§ **Source information**:
- - - - - - -
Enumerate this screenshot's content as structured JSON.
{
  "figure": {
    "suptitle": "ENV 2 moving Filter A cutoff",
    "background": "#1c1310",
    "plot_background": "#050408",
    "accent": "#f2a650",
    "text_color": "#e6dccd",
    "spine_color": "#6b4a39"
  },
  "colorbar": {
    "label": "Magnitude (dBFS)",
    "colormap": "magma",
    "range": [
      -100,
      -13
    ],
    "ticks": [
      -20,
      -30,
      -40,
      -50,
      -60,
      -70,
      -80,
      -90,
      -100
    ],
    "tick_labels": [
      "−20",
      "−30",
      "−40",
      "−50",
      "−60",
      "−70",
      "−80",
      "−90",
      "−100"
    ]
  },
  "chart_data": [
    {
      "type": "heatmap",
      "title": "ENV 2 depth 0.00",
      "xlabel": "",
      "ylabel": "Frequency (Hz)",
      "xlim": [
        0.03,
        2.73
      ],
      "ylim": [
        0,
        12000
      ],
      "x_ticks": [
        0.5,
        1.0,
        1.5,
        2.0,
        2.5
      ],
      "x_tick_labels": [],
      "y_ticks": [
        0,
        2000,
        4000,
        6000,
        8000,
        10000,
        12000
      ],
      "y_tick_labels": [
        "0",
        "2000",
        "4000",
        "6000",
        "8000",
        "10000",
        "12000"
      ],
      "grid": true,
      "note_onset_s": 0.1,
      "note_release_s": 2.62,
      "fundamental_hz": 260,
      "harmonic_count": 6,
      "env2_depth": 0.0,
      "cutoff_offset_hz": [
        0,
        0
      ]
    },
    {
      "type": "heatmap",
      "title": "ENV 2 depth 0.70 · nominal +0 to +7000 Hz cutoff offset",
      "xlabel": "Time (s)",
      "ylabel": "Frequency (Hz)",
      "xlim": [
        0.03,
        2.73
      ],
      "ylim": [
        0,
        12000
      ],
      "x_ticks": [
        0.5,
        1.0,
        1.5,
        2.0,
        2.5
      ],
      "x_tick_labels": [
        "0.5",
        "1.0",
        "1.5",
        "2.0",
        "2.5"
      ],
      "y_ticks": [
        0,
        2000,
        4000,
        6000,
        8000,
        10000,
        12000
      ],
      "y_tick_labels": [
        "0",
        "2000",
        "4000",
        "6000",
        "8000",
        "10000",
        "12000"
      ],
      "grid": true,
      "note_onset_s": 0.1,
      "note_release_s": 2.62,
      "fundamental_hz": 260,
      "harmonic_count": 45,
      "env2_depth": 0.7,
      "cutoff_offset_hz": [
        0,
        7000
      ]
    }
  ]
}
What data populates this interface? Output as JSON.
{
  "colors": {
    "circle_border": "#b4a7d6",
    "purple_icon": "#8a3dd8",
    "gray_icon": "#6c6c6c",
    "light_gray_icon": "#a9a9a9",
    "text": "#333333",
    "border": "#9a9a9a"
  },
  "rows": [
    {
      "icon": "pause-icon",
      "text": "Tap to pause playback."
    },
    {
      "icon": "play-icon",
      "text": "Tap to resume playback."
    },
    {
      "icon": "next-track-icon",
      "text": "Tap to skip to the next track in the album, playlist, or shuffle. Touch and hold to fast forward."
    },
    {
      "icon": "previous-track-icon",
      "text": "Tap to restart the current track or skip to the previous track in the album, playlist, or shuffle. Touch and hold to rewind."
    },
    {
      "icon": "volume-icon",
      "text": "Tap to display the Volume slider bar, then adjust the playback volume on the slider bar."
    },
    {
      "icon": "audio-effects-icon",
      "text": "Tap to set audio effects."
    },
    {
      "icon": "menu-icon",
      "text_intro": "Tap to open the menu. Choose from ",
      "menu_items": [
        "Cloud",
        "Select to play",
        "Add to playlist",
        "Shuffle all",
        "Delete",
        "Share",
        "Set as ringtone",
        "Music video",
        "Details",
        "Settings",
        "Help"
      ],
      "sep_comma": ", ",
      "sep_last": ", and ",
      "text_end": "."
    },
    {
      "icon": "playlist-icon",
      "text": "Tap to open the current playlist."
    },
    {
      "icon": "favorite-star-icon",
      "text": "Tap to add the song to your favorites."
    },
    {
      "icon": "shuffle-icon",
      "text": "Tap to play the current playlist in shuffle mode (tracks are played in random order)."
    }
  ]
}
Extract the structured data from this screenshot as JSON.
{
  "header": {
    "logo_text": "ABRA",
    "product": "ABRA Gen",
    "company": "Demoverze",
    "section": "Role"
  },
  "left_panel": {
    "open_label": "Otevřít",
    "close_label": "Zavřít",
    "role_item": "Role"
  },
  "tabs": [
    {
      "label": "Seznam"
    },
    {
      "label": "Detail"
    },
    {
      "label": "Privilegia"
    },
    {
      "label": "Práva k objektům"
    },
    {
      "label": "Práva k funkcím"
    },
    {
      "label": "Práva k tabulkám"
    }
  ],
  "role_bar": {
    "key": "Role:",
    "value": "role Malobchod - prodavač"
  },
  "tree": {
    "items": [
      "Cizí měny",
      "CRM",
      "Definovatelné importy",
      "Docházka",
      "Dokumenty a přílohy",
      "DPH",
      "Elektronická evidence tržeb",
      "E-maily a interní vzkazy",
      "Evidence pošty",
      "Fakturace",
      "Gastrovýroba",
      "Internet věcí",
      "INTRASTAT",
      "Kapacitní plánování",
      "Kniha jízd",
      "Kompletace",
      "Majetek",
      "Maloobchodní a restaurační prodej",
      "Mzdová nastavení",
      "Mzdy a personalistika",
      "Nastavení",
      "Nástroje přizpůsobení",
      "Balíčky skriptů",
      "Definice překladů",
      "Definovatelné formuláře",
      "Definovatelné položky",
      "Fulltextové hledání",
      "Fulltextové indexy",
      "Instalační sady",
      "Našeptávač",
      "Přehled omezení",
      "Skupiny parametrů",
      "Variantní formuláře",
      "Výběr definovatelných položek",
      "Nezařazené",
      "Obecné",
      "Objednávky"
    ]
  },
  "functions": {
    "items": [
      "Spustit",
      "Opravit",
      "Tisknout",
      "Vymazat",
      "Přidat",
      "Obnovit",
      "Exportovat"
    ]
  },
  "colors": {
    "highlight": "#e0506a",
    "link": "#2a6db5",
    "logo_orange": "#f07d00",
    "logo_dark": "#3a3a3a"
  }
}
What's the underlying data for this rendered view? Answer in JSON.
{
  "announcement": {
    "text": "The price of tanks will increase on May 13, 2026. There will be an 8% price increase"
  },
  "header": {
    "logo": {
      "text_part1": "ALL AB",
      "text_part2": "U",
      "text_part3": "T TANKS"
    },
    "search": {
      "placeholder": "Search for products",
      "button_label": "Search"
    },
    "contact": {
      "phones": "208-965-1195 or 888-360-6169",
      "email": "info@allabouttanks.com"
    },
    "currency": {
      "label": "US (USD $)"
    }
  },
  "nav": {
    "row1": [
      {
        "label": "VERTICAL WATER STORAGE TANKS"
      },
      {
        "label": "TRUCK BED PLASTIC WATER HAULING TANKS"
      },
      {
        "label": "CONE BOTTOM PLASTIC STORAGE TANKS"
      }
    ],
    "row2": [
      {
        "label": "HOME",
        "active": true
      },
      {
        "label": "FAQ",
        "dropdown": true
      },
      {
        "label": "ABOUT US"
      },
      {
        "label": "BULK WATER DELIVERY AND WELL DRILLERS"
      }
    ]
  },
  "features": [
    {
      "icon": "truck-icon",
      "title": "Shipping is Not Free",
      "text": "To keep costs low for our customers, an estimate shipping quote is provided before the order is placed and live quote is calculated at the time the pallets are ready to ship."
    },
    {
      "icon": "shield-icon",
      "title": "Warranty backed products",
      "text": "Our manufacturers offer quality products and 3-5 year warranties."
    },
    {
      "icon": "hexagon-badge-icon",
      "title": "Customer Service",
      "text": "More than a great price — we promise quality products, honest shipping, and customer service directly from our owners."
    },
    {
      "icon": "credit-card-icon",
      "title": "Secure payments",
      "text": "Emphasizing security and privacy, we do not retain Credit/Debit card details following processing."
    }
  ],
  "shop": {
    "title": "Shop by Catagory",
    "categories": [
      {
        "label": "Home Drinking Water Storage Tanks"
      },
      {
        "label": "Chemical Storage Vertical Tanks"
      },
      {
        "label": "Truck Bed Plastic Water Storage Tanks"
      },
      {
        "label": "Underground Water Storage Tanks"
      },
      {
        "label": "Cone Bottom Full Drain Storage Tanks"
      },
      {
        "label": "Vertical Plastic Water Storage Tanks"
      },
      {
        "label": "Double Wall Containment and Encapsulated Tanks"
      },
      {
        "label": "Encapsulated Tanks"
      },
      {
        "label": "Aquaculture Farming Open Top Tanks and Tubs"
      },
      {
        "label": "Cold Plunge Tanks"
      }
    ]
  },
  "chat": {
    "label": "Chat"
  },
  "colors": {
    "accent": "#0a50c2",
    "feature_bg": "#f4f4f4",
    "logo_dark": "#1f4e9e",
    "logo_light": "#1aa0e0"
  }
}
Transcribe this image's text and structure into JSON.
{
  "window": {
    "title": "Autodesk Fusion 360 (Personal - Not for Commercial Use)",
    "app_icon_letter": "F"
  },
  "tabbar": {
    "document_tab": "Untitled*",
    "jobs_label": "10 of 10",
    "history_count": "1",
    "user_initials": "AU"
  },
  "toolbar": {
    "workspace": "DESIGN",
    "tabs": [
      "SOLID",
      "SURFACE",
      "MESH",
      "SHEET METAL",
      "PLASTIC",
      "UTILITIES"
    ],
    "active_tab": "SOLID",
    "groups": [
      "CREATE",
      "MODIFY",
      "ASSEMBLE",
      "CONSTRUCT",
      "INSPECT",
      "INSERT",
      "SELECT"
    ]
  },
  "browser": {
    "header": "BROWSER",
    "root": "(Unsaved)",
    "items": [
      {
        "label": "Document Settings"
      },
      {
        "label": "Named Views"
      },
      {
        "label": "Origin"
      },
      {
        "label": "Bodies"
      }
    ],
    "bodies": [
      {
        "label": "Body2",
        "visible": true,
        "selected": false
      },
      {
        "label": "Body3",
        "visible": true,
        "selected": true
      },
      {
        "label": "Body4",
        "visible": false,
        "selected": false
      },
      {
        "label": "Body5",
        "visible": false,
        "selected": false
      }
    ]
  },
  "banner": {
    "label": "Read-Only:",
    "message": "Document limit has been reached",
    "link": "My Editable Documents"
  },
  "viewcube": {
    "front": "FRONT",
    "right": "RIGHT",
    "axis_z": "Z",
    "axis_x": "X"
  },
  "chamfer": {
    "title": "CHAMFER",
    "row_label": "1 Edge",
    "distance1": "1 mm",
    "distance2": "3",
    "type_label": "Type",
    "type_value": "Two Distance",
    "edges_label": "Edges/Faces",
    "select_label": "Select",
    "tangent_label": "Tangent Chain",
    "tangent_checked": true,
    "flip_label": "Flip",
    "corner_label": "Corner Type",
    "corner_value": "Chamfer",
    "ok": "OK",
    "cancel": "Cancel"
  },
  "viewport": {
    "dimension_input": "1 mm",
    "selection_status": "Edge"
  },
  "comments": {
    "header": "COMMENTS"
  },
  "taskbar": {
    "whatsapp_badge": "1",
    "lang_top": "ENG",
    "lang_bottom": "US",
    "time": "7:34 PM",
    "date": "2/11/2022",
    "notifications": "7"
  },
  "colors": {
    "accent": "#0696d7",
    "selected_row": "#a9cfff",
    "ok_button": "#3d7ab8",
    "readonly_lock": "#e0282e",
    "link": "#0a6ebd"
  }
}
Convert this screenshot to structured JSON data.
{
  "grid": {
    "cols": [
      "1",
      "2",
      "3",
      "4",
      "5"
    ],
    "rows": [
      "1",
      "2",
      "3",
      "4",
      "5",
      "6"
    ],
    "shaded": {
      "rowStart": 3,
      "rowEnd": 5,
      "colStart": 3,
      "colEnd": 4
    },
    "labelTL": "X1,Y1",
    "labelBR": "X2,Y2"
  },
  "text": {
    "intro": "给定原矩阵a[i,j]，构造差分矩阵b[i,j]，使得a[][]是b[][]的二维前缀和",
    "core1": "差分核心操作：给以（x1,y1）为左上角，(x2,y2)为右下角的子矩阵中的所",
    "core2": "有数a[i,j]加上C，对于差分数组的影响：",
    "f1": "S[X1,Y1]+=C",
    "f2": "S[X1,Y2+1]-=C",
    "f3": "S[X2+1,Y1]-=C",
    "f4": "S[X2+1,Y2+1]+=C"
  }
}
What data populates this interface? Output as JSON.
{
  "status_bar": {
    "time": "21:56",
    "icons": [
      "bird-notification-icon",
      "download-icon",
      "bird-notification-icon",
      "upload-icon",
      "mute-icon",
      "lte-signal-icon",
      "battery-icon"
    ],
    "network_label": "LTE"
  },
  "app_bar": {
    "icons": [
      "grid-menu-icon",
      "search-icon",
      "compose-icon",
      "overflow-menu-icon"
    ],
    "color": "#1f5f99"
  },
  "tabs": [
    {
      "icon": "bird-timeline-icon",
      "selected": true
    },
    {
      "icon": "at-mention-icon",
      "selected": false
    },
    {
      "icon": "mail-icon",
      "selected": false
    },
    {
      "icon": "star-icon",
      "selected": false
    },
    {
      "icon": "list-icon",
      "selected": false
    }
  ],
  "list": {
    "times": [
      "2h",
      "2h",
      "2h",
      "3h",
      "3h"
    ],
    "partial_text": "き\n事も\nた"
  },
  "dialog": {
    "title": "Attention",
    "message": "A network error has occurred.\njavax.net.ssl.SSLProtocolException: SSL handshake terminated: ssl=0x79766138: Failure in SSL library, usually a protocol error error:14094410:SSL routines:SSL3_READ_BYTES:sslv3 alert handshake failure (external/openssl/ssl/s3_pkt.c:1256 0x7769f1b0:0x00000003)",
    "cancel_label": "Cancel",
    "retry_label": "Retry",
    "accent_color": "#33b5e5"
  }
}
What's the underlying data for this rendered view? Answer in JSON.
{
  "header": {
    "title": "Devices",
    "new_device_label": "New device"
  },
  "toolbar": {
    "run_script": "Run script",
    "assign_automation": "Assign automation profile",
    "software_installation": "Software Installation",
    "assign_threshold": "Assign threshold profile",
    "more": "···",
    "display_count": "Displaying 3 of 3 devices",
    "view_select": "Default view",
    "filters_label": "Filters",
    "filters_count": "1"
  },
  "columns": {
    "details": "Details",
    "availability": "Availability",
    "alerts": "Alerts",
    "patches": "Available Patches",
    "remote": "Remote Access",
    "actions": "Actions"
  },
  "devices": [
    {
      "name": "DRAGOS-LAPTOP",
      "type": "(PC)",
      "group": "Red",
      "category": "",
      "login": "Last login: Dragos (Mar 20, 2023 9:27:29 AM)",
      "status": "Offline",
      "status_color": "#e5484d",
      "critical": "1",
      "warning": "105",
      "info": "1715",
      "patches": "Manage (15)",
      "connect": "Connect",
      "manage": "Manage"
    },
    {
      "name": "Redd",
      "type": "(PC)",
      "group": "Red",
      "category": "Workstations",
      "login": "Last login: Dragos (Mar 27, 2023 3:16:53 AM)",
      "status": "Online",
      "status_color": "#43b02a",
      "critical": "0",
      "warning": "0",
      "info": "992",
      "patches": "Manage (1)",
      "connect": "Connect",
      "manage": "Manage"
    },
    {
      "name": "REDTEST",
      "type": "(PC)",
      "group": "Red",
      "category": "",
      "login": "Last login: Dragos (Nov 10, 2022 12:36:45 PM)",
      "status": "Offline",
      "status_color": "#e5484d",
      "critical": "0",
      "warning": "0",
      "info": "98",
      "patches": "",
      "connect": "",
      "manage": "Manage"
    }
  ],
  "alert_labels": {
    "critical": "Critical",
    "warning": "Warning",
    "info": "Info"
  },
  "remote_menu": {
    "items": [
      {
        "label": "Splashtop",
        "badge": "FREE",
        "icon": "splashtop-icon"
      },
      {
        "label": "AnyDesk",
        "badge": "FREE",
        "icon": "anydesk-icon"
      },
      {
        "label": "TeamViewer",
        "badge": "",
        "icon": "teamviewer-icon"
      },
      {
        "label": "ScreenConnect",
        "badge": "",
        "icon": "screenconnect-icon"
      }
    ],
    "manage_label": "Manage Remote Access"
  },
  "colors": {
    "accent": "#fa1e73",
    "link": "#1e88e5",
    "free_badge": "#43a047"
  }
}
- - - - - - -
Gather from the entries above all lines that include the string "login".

§ **Answer space**:
      "login": "Last login: Dragos (Mar 20, 2023 9:27:29 AM)",
      "login": "Last login: Dragos (Mar 27, 2023 3:16:53 AM)",
      "login": "Last login: Dragos (Nov 10, 2022 12:36:45 PM)",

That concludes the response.